• Exercise directions:
If a line includes "type", copy it out of the entries.

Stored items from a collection

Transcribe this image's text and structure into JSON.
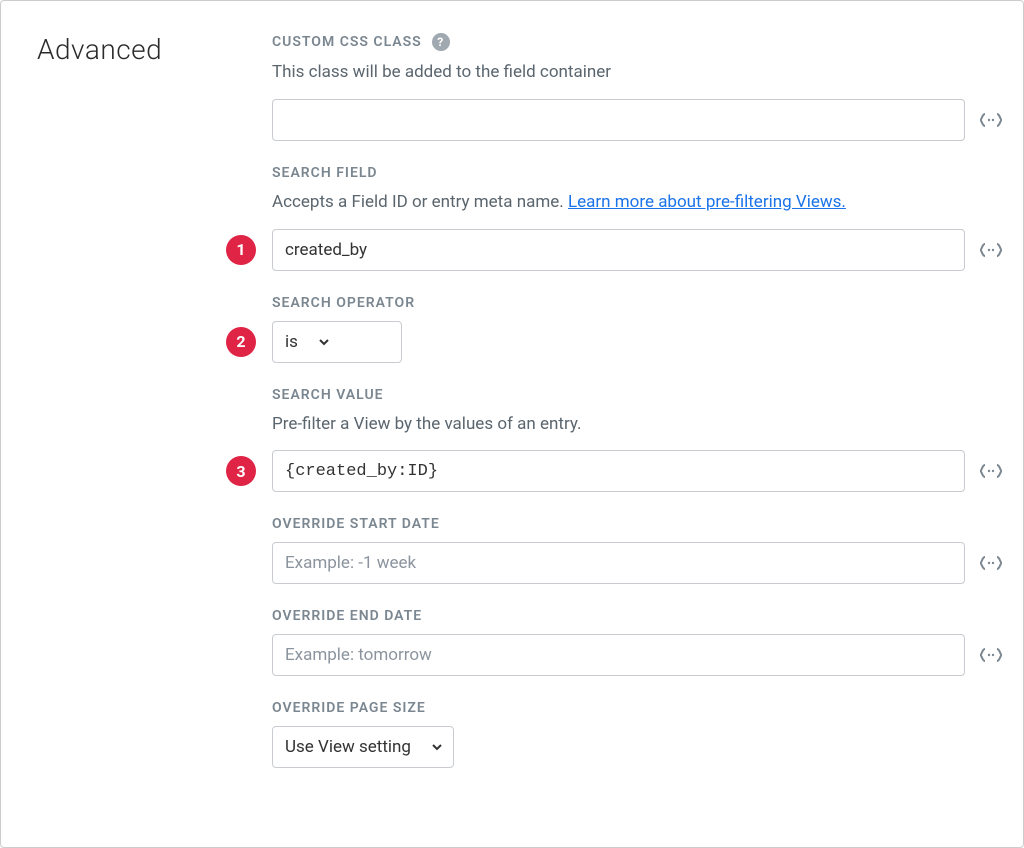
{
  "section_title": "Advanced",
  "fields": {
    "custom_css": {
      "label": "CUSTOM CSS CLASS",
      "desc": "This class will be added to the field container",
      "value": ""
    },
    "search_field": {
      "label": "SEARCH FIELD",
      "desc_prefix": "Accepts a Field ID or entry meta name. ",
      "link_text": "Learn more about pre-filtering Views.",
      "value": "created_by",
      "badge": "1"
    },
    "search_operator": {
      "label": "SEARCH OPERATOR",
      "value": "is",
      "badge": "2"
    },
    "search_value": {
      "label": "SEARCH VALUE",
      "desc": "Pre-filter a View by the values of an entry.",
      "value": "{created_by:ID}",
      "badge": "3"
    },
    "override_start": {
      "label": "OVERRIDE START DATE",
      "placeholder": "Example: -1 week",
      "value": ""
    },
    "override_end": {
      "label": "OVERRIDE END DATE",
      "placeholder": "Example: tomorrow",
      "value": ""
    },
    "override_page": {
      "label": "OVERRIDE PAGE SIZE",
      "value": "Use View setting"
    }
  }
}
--
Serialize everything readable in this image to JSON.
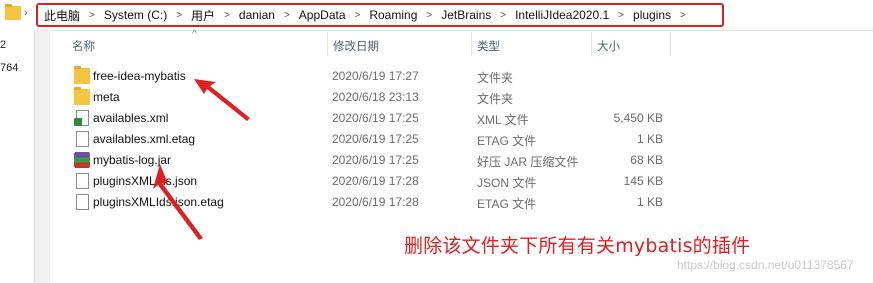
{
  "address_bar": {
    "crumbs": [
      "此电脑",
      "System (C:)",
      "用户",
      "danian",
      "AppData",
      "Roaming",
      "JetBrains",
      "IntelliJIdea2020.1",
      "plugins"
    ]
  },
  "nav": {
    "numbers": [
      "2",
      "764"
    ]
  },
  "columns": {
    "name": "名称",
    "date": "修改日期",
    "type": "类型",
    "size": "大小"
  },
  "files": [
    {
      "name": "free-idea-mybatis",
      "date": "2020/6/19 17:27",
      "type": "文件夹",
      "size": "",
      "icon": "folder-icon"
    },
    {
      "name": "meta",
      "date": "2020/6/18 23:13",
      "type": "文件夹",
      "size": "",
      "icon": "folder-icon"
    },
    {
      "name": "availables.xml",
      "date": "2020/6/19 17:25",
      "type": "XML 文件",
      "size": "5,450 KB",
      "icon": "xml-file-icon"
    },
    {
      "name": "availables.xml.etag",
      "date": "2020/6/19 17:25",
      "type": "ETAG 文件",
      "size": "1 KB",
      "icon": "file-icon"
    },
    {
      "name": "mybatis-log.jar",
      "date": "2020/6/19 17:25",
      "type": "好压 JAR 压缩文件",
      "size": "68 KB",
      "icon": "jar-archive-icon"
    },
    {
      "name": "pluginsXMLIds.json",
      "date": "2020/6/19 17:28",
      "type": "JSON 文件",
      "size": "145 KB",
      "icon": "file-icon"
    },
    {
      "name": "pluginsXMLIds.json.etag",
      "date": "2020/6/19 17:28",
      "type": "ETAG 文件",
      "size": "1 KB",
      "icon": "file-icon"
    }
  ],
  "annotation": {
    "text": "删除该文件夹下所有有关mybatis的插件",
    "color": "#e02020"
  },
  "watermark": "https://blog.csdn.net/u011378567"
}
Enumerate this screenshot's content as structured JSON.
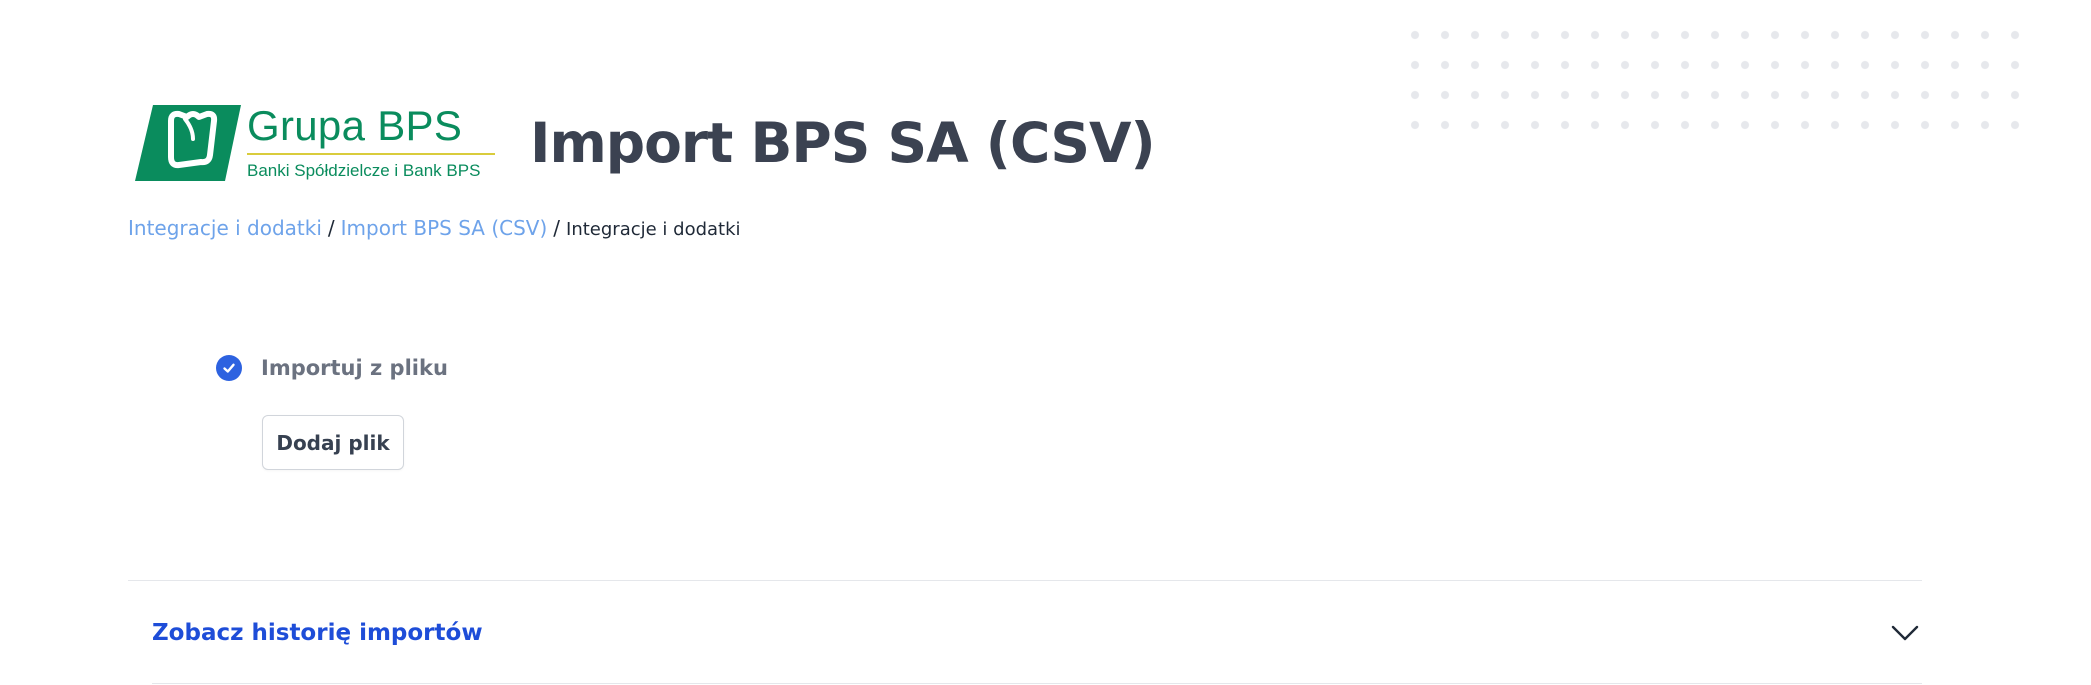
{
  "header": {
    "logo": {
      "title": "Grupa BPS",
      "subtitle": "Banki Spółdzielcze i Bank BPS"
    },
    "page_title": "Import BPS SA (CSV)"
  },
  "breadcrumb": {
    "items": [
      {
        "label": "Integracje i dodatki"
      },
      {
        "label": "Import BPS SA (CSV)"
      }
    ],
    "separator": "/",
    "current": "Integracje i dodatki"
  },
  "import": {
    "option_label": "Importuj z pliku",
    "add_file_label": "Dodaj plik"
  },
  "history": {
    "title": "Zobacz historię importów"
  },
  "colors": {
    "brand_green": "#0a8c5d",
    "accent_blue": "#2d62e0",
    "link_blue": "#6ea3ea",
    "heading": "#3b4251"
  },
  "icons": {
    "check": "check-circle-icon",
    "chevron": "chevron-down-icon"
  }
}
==
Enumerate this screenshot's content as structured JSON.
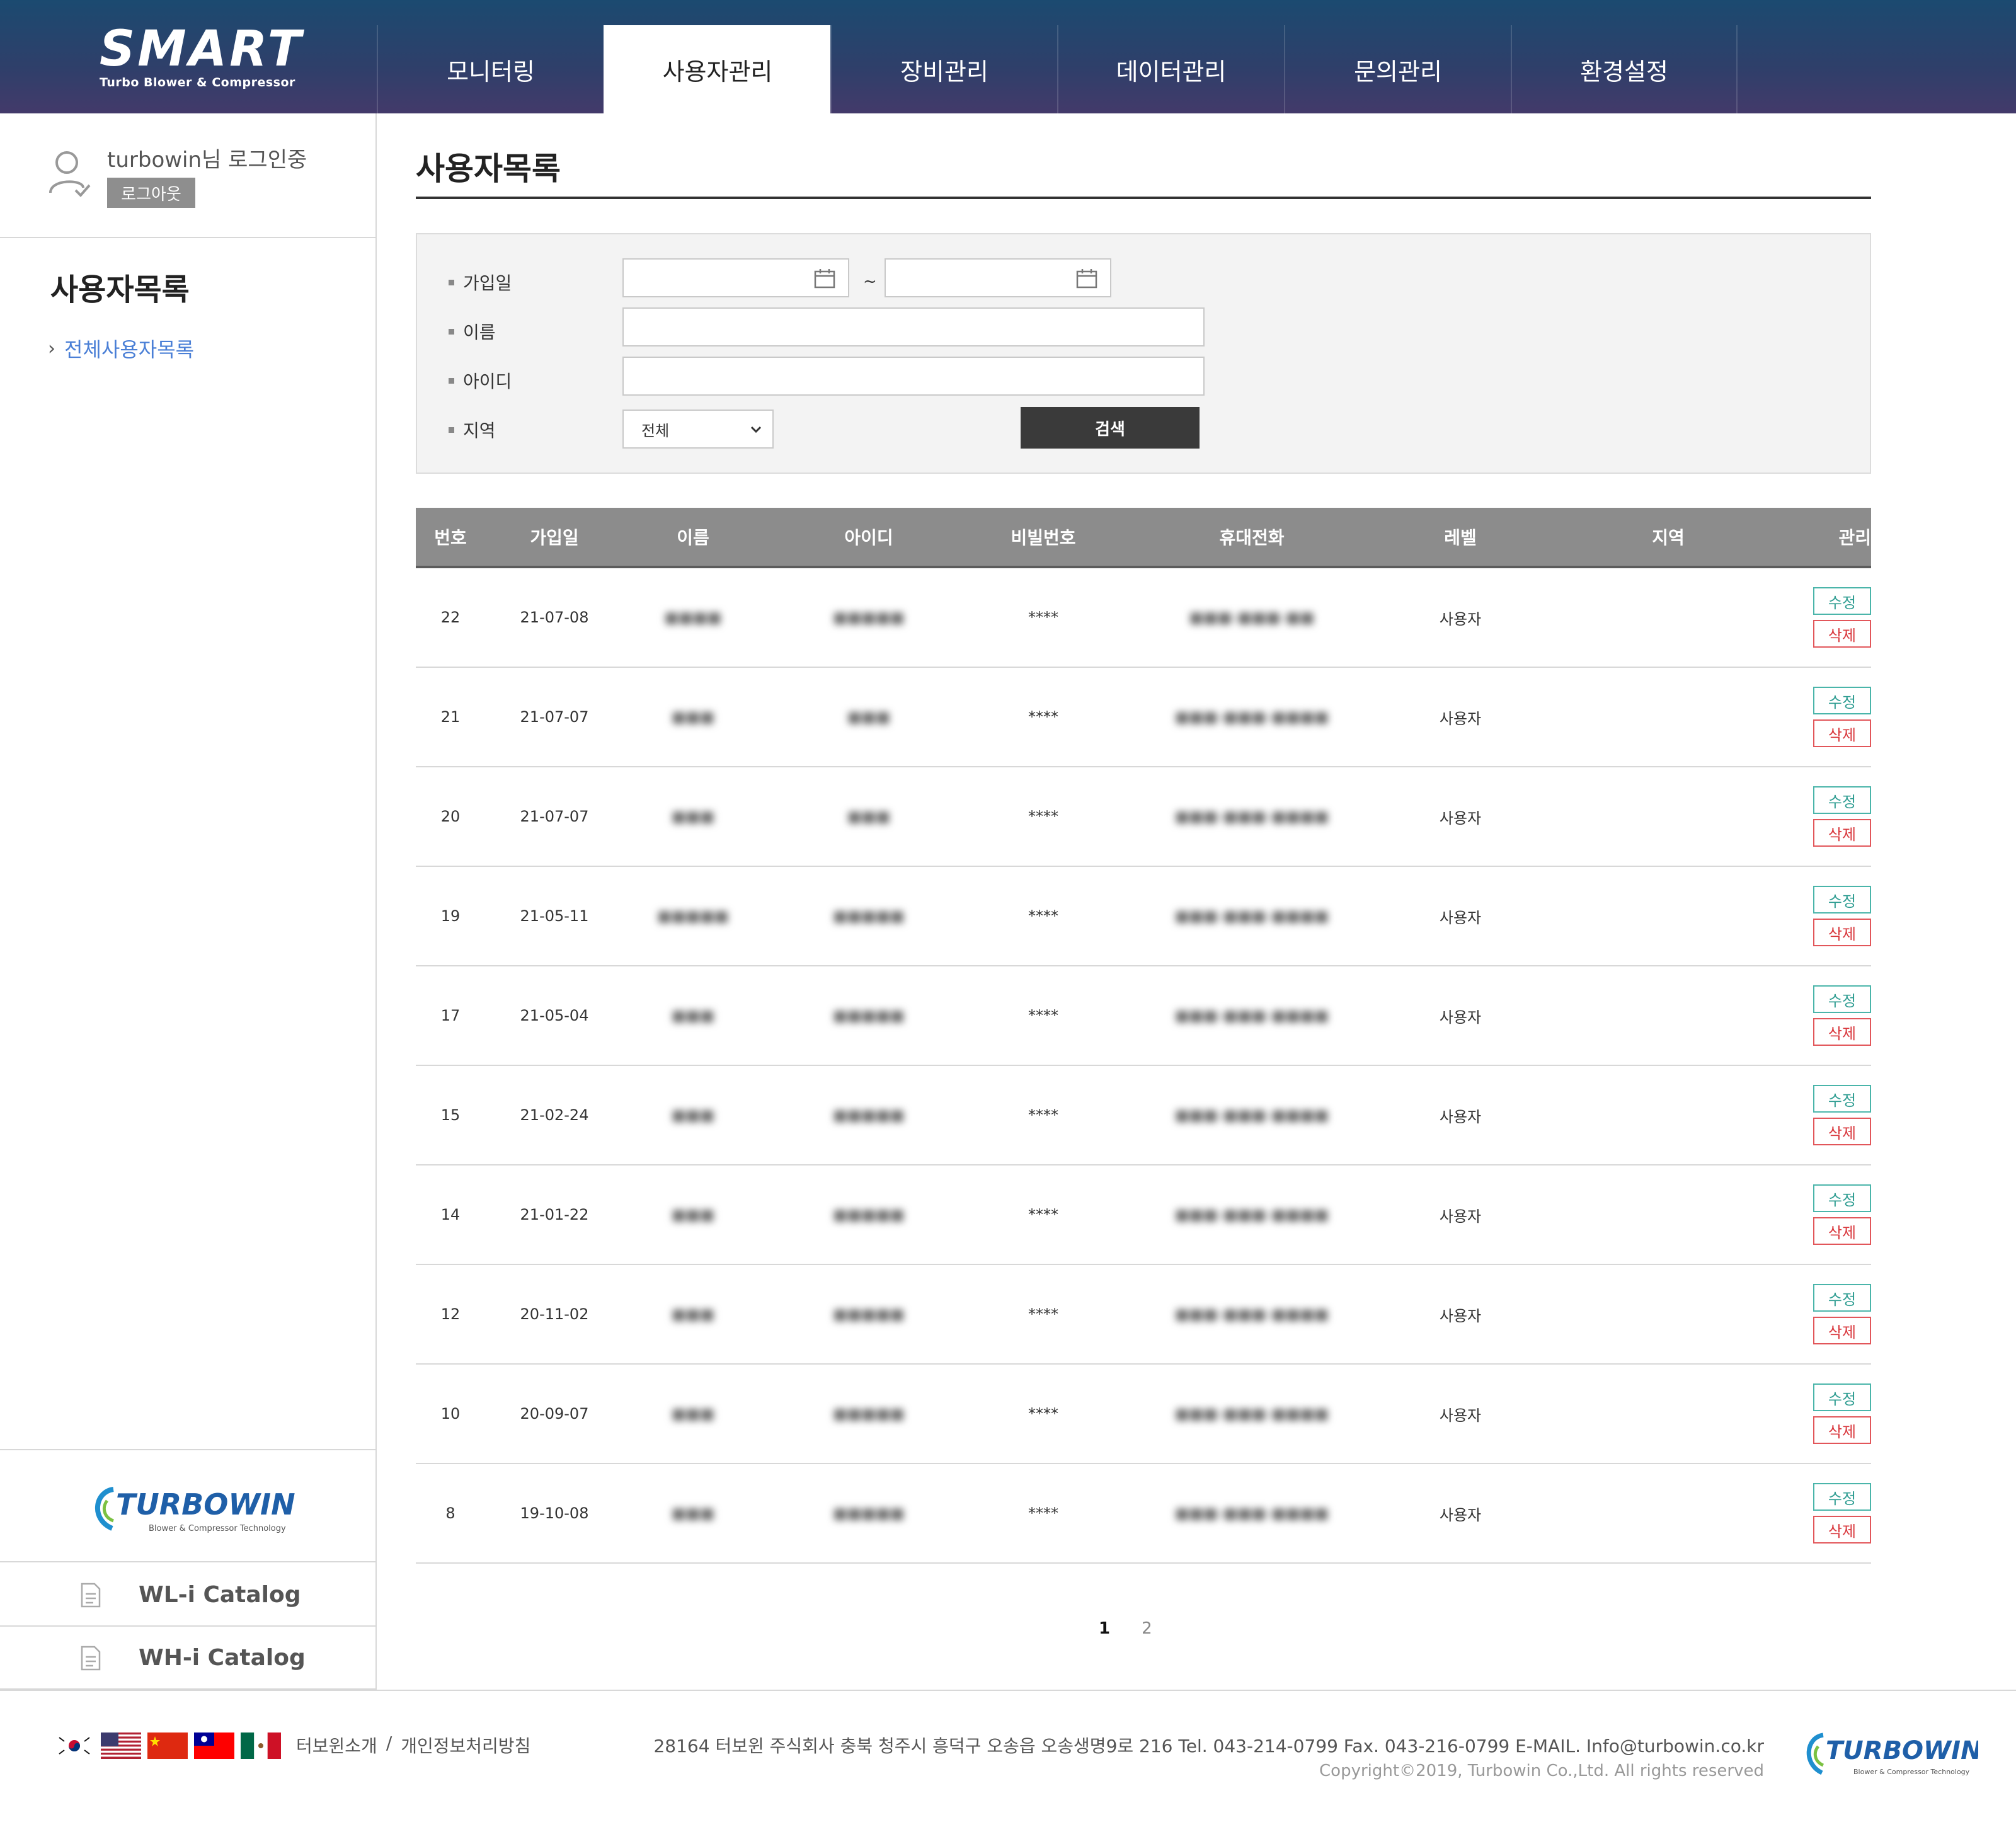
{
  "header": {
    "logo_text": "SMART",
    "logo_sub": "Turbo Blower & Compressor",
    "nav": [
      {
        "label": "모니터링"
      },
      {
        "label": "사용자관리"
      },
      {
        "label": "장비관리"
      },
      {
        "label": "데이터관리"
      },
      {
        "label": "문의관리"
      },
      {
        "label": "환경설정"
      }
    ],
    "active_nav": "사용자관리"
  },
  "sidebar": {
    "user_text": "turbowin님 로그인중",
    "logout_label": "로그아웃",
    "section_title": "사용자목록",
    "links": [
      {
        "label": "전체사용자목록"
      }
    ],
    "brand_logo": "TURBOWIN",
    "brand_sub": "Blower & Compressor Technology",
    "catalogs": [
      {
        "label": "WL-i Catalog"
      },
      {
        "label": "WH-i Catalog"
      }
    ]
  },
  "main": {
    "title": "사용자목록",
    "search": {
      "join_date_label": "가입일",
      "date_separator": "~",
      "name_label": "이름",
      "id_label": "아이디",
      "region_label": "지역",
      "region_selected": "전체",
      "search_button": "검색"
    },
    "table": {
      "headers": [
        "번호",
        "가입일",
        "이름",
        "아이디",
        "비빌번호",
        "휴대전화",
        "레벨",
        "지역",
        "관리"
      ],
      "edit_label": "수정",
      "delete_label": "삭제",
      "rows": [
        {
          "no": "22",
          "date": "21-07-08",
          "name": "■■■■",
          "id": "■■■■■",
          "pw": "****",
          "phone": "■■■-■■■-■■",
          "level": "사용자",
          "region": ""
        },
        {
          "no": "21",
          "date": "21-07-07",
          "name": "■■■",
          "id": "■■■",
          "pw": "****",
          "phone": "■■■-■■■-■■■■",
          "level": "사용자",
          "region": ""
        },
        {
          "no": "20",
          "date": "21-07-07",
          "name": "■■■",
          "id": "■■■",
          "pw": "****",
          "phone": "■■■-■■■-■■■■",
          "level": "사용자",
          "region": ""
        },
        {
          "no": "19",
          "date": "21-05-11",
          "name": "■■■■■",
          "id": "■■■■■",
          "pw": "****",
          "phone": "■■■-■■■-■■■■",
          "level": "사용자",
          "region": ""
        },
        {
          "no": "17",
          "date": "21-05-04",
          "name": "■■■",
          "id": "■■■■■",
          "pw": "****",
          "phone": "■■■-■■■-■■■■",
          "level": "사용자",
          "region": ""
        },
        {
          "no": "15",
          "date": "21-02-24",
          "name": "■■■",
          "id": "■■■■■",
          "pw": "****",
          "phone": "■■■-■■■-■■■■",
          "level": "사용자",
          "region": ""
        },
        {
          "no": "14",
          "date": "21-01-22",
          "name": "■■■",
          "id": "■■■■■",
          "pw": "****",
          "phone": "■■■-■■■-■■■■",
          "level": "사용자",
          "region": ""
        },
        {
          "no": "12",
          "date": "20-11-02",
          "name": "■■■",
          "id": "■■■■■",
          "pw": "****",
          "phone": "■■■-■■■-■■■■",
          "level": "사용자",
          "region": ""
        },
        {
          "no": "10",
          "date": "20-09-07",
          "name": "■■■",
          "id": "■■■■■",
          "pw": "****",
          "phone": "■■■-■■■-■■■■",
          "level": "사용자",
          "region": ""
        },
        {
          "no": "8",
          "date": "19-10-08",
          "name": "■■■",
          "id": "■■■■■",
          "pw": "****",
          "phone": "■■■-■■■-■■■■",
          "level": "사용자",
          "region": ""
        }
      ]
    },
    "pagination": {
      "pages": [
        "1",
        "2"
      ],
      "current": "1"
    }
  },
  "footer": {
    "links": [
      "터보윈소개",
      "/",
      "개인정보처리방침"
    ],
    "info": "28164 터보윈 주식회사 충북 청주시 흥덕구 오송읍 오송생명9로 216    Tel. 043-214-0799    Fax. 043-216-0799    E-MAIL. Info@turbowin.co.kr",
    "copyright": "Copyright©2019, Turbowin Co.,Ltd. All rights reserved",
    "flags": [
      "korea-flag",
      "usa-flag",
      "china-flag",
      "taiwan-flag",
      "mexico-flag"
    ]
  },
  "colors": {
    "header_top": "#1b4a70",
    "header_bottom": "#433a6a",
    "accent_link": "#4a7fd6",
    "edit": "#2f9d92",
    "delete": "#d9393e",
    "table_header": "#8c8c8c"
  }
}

• Answer box:
    "type": "类型",
      "type": "文件夹",
      "type": "文件夹",
      "type": "XML 文件",
      "type": "ETAG 文件",
      "type": "好压 JAR 压缩文件",
      "type": "JSON 文件",
      "type": "ETAG 文件",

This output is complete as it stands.